It's never fun when you're in the shower all lathered up and your hot water begins to run out. Suddenly, you begin to frantically look around the bathtub like the answer is somewhere hidden on the walls or shower curtain. In a futile effort to rid yourself of goosebumps, you get a little too forceful with the cold water knob and the next thing you know, you've scalded yourself. Sound familiar?
While this type of scenario is commonplace in many homes in which family members are competing for shower time in addition to the other chores that require hot water like running the dishwasher or doing a load of laundry, it can be an even larger issue when old man winter comes rolling around. If you experience a significant difference in your hot water heater's performance in the year's latter or early months, then here are a few things you can check out.
Area Around the Heater
What is the environment like around your hot water heater? If your hot water heater is located in your basement, is it cold down there? Is there a draft? You may want to check out the area and perform some preventive maintenance, like re-caulking the basement windows or checking for anywhere cold air may be getting into the basement.

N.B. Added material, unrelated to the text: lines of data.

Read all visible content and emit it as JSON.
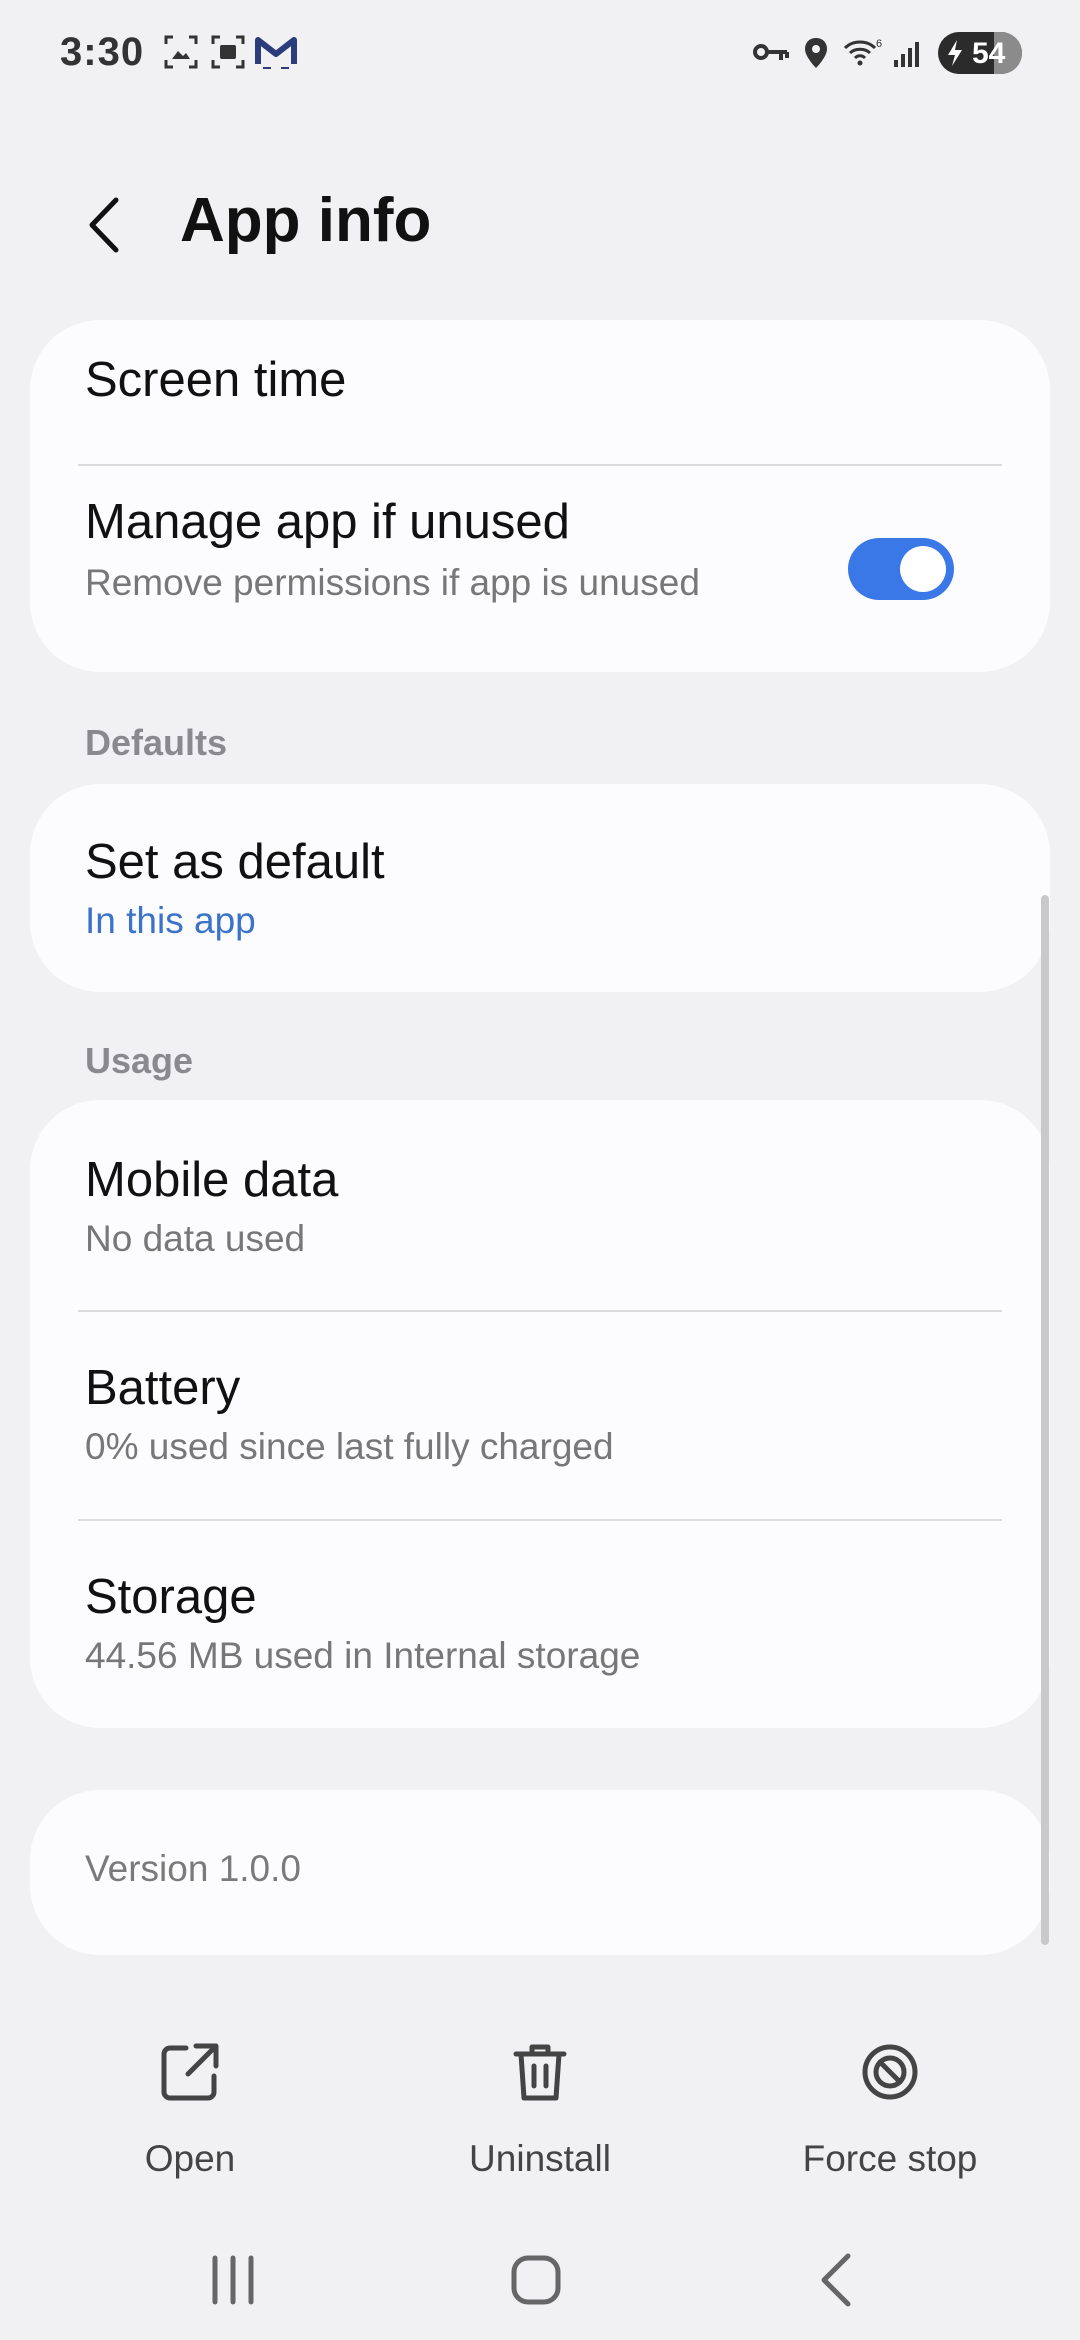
{
  "status_bar": {
    "time": "3:30",
    "battery_level": "54",
    "icons": [
      "screenshot-icon",
      "screen-record-icon",
      "gmail-icon",
      "vpn-key-icon",
      "location-icon",
      "wifi-icon",
      "signal-icon",
      "charging-battery-icon"
    ]
  },
  "header": {
    "title": "App info",
    "back_icon": "chevron-left-icon"
  },
  "card_top": {
    "screen_time": "Screen time",
    "manage_unused_title": "Manage app if unused",
    "manage_unused_subtitle": "Remove permissions if app is unused",
    "manage_unused_enabled": true
  },
  "defaults": {
    "header": "Defaults",
    "set_default_title": "Set as default",
    "set_default_subtitle": "In this app"
  },
  "usage": {
    "header": "Usage",
    "items": [
      {
        "title": "Mobile data",
        "subtitle": "No data used"
      },
      {
        "title": "Battery",
        "subtitle": "0% used since last fully charged"
      },
      {
        "title": "Storage",
        "subtitle": "44.56 MB used in Internal storage"
      }
    ]
  },
  "version": {
    "label": "Version 1.0.0"
  },
  "actions": [
    {
      "label": "Open",
      "icon": "open-external-icon"
    },
    {
      "label": "Uninstall",
      "icon": "trash-icon"
    },
    {
      "label": "Force stop",
      "icon": "stop-icon"
    }
  ],
  "navbar": {
    "icons": [
      "recents-icon",
      "home-icon",
      "back-icon"
    ]
  },
  "colors": {
    "background": "#f1f1f3",
    "card": "#fcfcfe",
    "accent": "#3b78e7",
    "link": "#3a73c9"
  }
}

If the pipes that deliver the hot water from your water heater to the rest of your home are exposed for a long length before they head upstairs, then you may want to insulate them. Just wrap foam pipe insulation around the pipes and that will help to keep some of the heat from dissipating.
Many older hot water heaters, and some new ones, may have a broken or cracked dip tube. The dip tube is a plastic tube that runs from the cold water input to the bottom of the tank. This is how the cold water gets into the tank without disturbing the hot water near the top. If the tube is broken or cracked, then cold water is leaking out into your hot water supply and cooling it off. The dip tube is replaceable on many water heaters. You may begin to notice pieces of plastic showing up in your aerators if your dip tube is broken.
If your hot water heater is a little cold, you can try warming it up by covering it with a blanket. Not the type of blanket you would use to stay warm, but a specially-made wrapping that covers the hot water heater. With your hot water heater wrapped, you can actually turn down the temperature on your water heater as the wrapping will help to keep the water about ten degrees warmer than what you have it set at.
If you have tried these tips and you are still unsuccessful at improving your hot water heater's performance in the winter, then you may want to have someone check your heating elements (if electric), pilot light, or thermostat. In addition, you should perform your usual maintenance routines like cleaning out the debris by flushing out the system. Of course, there's always the chance that your hot water heater may be bad, however, if it works fine throughout the summer months and it only suffers in the winter, then odds are it is one of these problems.